The security of nuclear facilities and nuclear material is meant to prevent the compromise of nuclear safety through unauthorised actions, the intentional release of radioactive materials into the environment and the theft of nuclear materials. To this end, all Swiss nuclear power plants have a special security dispositive. As with safety, the principle of security is based on profound protection through structural, technical, organisatorial, personal and administrative measures.
The reactor pressure vessel is enclosed by the containment as the third barrier. This consists of a steel primary containment and a concrete secondary containment.
With its pipelines, shut-off valves and other components, the cooling circuit, together with the reactor pressure vessel, is the second barrier for trapping radioactive substances
The reactor pressure vessel, together with the water’s cooling circuit, is the second barrier for trapping radioactive substances.
The fuel pellets are filled into metal tubes. Together with the nuclear fuel matrix, the cladding tubes are the first barrier for trapping radioactive substances in nuclear power plants.
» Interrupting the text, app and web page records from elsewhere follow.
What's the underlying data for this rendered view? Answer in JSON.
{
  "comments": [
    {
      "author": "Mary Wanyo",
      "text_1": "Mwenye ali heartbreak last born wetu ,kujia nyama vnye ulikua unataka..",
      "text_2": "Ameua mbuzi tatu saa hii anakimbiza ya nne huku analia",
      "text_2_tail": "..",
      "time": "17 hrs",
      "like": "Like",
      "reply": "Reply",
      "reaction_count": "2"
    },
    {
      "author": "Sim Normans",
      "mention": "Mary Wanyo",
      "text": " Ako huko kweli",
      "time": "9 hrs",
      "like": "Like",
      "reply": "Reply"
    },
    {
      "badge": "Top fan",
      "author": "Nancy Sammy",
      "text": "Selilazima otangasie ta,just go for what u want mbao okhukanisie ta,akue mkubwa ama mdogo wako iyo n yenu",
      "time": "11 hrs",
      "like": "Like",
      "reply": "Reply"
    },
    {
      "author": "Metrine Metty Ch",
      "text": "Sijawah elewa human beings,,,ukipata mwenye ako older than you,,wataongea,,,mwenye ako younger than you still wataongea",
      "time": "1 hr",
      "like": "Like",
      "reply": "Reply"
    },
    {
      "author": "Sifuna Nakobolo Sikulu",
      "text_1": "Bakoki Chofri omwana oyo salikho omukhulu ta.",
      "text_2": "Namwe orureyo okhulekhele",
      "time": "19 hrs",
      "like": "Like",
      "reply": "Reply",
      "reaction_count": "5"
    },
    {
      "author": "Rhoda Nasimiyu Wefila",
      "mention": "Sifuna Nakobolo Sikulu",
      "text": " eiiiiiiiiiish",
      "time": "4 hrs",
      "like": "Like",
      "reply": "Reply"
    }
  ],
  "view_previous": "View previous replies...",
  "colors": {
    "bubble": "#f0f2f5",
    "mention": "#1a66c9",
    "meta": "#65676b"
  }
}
The nuclear fuel is pressed into pellets and compacted using the sintering process before use in nuclear power plants. This process transforms the nuclear fuel into a ceramic material, which is able to retain the fission products that arise during operation in the nuclear fuel matrix.
The barrier concept aims to trap sources of radiation in nuclear facilities across several levels. Similar to the layers of an onion, independent barriers ensure that the risk from sources of radiation are minimised for people and the environment.
The protection of nuclear installations and nuclear materials against sabotage, violent actions or theft has to be based on an in-depth defence system which involves structural, technical, organisational, personnel and administrative measures.
HRA, Human Reliability Analysis: the HRA project examines the reliability of human actions, taking account of various boundary conditions. The state of the art is the determination of failure probabilities for actions that are required during an incident, but are not performed. On the other hand, there is no efficient method for the systematic identification […]